Check each line of the entries. Copy the ones that contain the string "JSON".

· · · · · · ·

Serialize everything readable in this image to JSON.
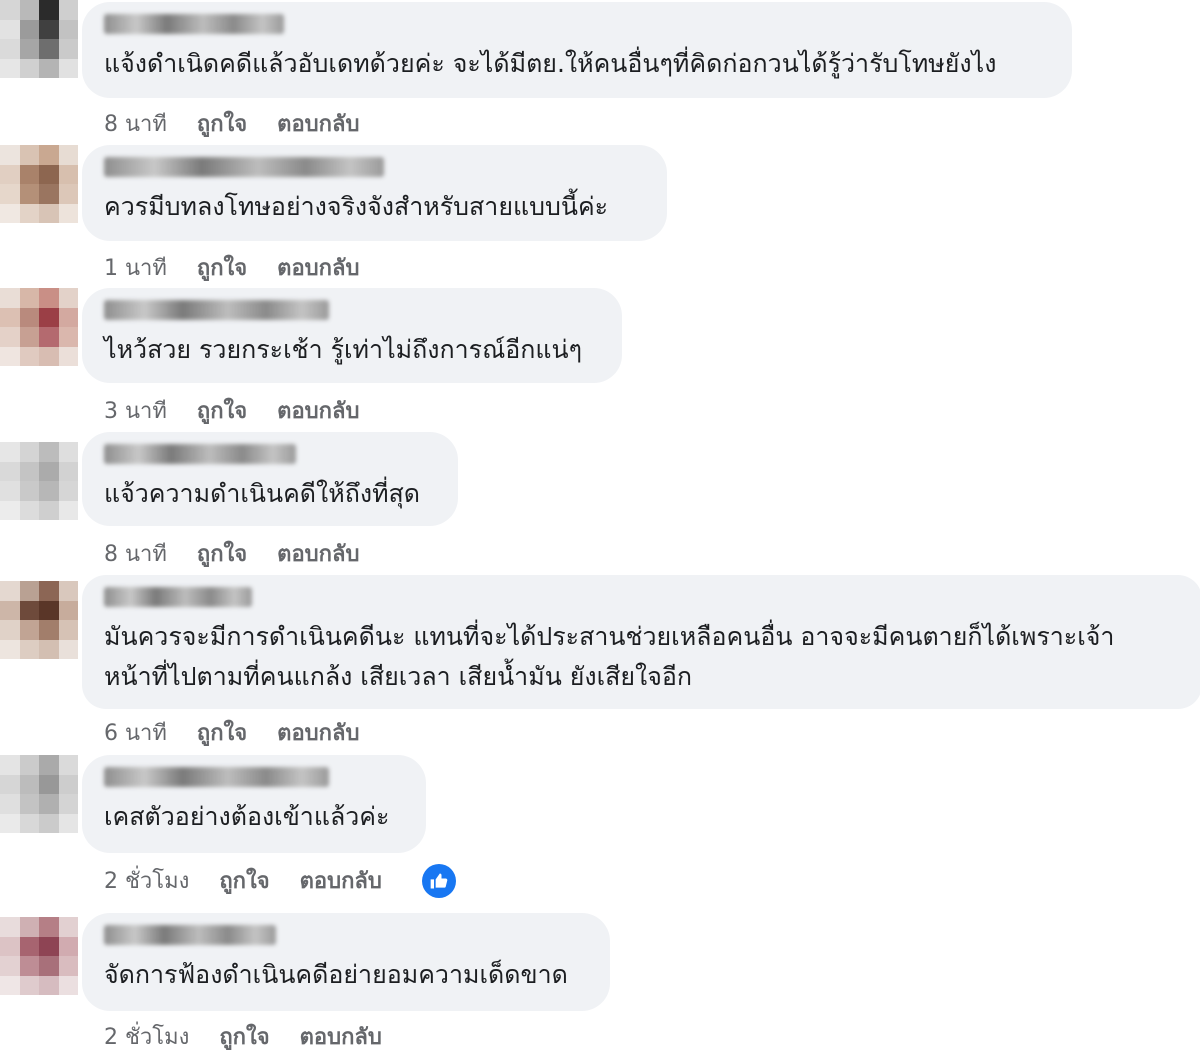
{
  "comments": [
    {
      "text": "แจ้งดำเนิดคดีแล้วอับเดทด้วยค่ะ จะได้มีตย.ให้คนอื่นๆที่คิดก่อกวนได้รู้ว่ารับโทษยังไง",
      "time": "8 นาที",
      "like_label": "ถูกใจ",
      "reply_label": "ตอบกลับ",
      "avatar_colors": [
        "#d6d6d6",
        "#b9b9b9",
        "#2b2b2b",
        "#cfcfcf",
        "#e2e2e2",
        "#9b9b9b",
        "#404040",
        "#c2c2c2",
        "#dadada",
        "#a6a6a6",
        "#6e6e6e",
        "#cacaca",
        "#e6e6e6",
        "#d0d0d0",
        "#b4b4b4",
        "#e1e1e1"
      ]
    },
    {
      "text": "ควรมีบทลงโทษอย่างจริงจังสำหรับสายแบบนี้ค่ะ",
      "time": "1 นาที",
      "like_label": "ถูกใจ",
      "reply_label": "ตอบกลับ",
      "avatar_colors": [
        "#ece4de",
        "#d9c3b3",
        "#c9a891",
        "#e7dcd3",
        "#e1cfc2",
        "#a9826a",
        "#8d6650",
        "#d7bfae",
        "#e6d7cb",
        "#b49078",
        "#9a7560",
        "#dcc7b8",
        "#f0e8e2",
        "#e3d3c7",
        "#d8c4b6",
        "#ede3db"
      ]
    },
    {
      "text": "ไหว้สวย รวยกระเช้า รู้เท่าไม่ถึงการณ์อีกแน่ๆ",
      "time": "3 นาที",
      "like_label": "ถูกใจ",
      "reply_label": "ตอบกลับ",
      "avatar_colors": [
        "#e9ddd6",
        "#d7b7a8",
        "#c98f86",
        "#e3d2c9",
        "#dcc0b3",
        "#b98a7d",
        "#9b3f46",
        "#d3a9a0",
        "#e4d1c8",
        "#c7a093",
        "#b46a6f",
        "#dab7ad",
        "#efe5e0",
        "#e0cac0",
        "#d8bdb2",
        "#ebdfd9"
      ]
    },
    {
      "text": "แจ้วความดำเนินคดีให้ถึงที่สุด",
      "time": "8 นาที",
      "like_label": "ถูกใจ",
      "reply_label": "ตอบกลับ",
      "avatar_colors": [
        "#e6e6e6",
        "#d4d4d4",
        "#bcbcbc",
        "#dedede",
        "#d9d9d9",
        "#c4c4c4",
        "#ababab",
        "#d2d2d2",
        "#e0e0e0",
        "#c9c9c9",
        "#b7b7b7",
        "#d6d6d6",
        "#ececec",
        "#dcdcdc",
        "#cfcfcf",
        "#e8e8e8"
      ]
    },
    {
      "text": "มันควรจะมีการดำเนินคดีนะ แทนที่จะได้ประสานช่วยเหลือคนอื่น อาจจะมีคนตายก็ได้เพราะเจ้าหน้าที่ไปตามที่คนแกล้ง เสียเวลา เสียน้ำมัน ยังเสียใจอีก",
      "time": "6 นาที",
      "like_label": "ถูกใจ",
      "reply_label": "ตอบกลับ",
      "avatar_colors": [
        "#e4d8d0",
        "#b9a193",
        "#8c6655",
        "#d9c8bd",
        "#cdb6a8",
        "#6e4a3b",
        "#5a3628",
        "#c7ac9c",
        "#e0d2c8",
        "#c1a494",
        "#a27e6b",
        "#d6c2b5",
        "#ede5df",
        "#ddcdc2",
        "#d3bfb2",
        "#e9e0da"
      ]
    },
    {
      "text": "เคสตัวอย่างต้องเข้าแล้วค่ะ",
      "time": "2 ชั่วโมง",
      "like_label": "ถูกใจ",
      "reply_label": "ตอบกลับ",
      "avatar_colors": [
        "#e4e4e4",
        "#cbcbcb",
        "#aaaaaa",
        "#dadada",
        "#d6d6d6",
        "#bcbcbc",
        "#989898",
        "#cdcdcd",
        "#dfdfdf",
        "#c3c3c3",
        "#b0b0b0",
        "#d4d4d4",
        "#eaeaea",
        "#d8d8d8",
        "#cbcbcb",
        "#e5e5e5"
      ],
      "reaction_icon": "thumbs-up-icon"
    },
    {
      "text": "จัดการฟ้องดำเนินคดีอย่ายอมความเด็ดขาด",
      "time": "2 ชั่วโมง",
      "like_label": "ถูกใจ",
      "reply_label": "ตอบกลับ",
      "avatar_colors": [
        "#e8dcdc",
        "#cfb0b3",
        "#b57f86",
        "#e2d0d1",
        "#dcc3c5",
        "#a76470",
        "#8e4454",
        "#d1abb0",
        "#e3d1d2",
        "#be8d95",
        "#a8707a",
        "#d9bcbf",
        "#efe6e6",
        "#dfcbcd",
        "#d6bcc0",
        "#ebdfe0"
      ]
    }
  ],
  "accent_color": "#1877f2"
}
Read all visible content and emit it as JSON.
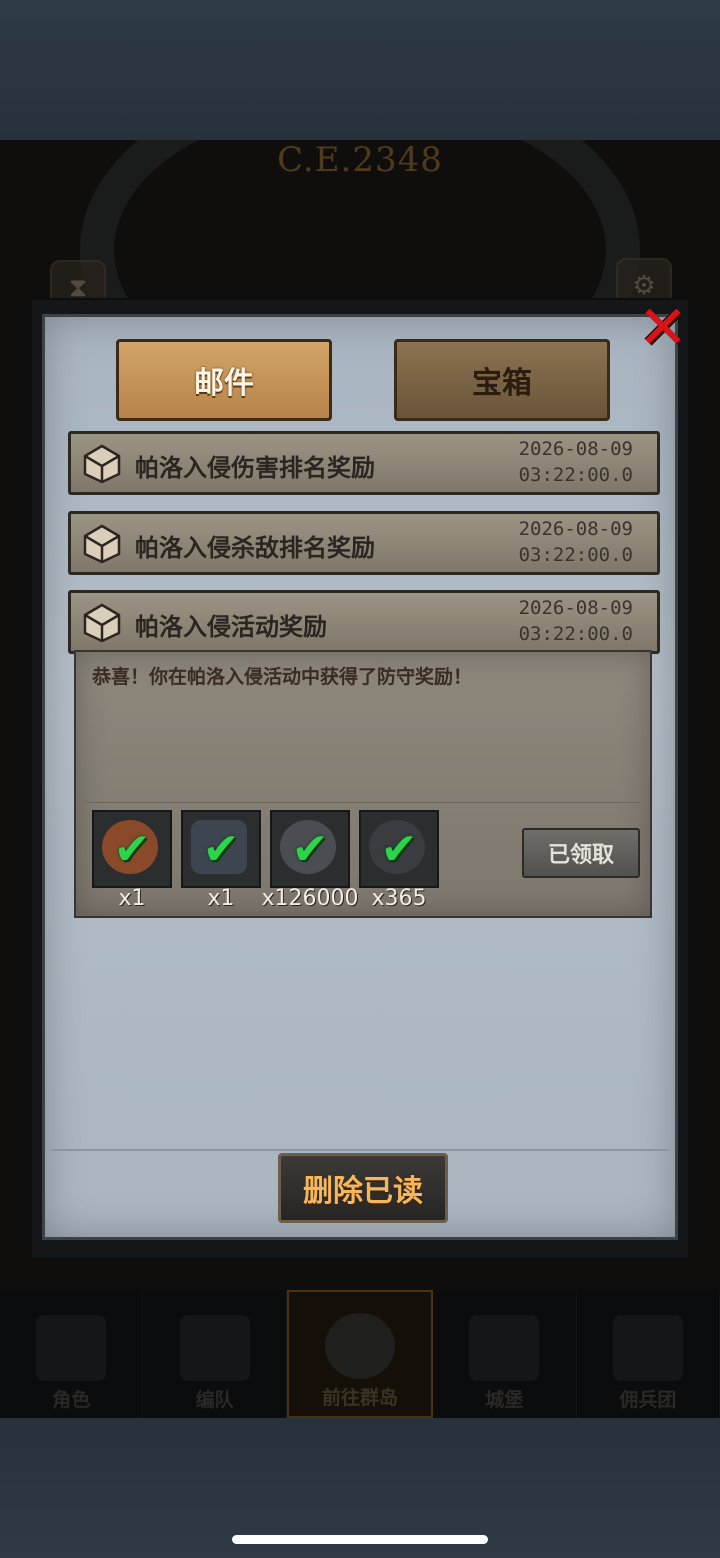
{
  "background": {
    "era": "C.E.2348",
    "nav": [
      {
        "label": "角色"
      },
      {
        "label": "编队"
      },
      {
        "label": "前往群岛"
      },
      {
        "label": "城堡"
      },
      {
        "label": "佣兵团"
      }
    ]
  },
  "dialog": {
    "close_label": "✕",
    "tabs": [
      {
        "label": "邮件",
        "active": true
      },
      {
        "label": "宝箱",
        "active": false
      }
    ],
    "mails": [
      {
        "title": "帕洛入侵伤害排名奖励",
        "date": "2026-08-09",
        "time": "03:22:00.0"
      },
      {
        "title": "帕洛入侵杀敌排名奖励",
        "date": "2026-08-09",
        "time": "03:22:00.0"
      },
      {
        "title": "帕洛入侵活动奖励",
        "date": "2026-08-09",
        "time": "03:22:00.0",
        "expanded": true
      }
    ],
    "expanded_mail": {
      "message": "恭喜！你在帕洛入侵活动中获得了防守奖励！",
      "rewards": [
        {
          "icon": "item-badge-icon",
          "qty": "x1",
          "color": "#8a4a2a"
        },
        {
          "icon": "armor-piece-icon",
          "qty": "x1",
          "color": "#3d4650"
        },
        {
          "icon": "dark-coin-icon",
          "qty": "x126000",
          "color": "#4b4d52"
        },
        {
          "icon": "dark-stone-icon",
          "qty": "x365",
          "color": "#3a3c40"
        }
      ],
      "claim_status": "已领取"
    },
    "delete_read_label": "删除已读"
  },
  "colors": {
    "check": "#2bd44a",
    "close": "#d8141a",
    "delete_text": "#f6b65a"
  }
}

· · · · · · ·

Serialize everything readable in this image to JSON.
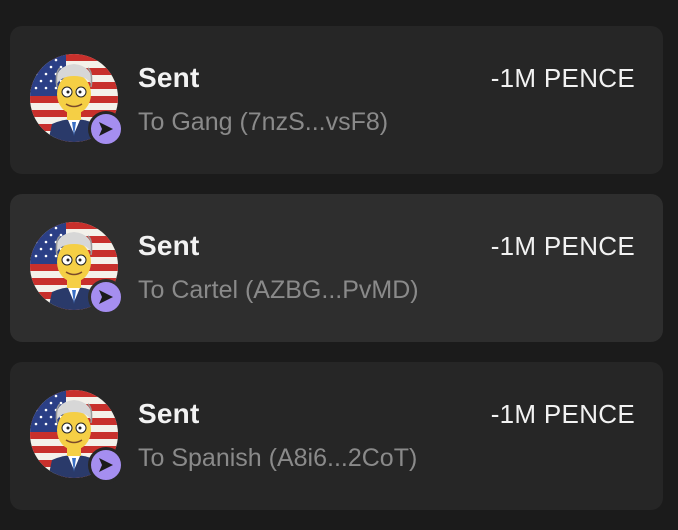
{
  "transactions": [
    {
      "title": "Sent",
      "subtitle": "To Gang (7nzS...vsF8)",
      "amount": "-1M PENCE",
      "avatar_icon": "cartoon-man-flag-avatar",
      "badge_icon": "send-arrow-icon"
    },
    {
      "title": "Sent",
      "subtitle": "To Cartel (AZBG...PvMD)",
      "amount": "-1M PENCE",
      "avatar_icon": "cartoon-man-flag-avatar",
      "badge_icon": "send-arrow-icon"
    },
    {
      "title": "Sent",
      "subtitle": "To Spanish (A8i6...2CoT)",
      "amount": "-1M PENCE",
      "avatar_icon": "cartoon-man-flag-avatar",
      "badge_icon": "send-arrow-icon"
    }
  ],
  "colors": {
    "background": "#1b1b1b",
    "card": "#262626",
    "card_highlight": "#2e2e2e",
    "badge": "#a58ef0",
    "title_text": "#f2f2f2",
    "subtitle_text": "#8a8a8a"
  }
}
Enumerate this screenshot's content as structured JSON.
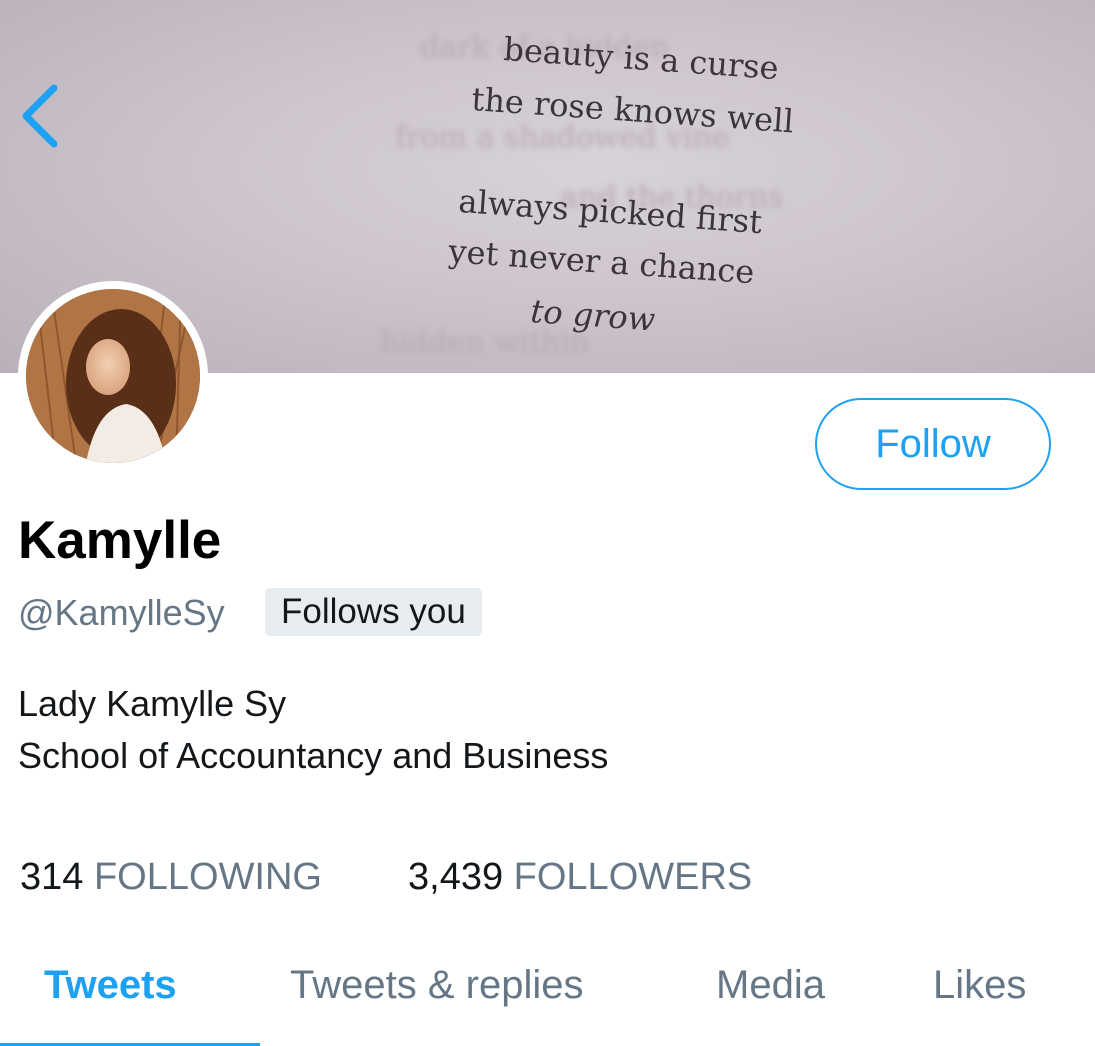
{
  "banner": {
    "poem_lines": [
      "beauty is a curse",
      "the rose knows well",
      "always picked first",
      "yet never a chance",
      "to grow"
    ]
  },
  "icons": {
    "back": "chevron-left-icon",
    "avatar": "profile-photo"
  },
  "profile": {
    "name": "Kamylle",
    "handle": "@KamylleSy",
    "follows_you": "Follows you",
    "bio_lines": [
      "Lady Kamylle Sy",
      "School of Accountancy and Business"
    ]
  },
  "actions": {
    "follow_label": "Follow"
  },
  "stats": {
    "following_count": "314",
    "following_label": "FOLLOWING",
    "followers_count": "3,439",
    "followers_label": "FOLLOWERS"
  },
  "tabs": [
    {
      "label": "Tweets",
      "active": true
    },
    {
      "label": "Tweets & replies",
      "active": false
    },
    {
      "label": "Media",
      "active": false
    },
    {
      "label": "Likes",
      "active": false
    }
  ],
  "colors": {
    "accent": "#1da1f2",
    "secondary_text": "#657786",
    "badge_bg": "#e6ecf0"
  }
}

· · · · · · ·

▶ **Task solution**:
Serialize everything readable in this image to JSON.
Read all visible content and emit it as JSON.
Serialize everything readable in this image to JSON.
Enumerate this screenshot's content as structured JSON.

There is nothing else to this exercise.